Through 36 holes at the New Haven regional, second-seeded LSU sat in 10th place, 11 shots back of fifth place. Behind a 65 from Taylor, the Tigers rallied to grab the final NCAA Championship berth available at this regional. Another drop in the bucket.
Winstead described his team as five interchangeable parts. There was no superstar. Each member stepped up to contribute at some point in time. Take senior Stewart Jolly, who opened stroke play by posting 82-82. Winstead stood behind Jolly on the range after both rounds and let him know that he was going to need his senior All-American to produce. And he did, shooting 72 in the fourth round. “Without that we don’t even make match play,” Winstead said.
Without junior Zach Wright going undefeated in match play (he’s now a perfect 5-0), they might not have reached such lofty heights. Talent hasn’t been a problem for LSU, and it likely won’t be anytime soon.
It’s too soon to start thinking about a title defence, but the loss of Taylor and Jolly won’t leave the cupboard bare. Winstead has 2015 signees Sam Burns, the No. 1-ranked Golfweek junior, Nathan Jeansonne and Luis Gagne, and Philip Barbaree to look forward to in 2017. All are blue-chip recruits (Carter Toms, son of LSU alum and PGA champ David Toms, also is a 2016 commit).
It takes more than just talent to win a national title. It takes a coach who knows how to get the best out of his players. Winstead knew that Taylor, the senior transfer from England, had struggled during stroke play. So he walked with him all three days of match play.
“He needed someone who believed in him when he hit a bad shot,” Winstead said.
“I couldn’t have done it without coach,” Taylor said.
It was Winstead who told him to hit 4-iron from 258 yards at the 17th hole when he trailed one down in his match with USC’s Bobby Gojuangco.
“I wasn’t sure the 4-iron would get there,” Taylor said. “He promised me it would.”
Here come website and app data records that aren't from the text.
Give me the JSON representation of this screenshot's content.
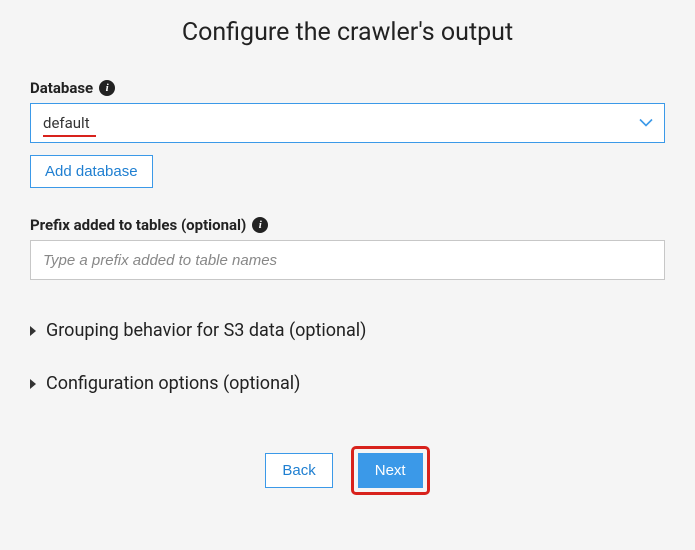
{
  "title": "Configure the crawler's output",
  "database": {
    "label": "Database",
    "value": "default",
    "add_button_label": "Add database"
  },
  "prefix": {
    "label": "Prefix added to tables (optional)",
    "placeholder": "Type a prefix added to table names"
  },
  "sections": {
    "grouping": "Grouping behavior for S3 data (optional)",
    "config": "Configuration options (optional)"
  },
  "buttons": {
    "back": "Back",
    "next": "Next"
  }
}
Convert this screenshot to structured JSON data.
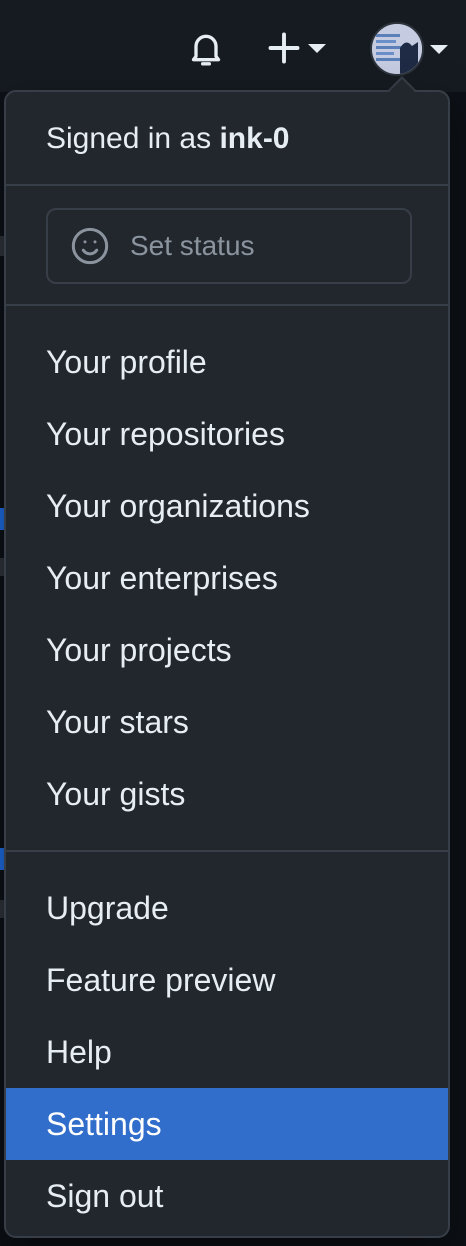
{
  "header": {
    "notifications_icon": "bell-icon",
    "create_icon": "plus-icon",
    "avatar_icon": "avatar"
  },
  "dropdown": {
    "signed_in_prefix": "Signed in as",
    "username": "ink-0",
    "status_placeholder": "Set status",
    "status_icon": "smiley-icon",
    "groups": [
      [
        "Your profile",
        "Your repositories",
        "Your organizations",
        "Your enterprises",
        "Your projects",
        "Your stars",
        "Your gists"
      ],
      [
        "Upgrade",
        "Feature preview",
        "Help",
        "Settings",
        "Sign out"
      ]
    ],
    "active_item": "Settings"
  },
  "colors": {
    "background": "#22272e",
    "border": "#373e47",
    "text": "#e6edf3",
    "muted": "#8b949e",
    "accent": "#316dca"
  }
}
It did, and he made eagle to win the hole and canned the winning putt on 18 to secure the 4-1 victory. At last, LSU’s bucket overflowed.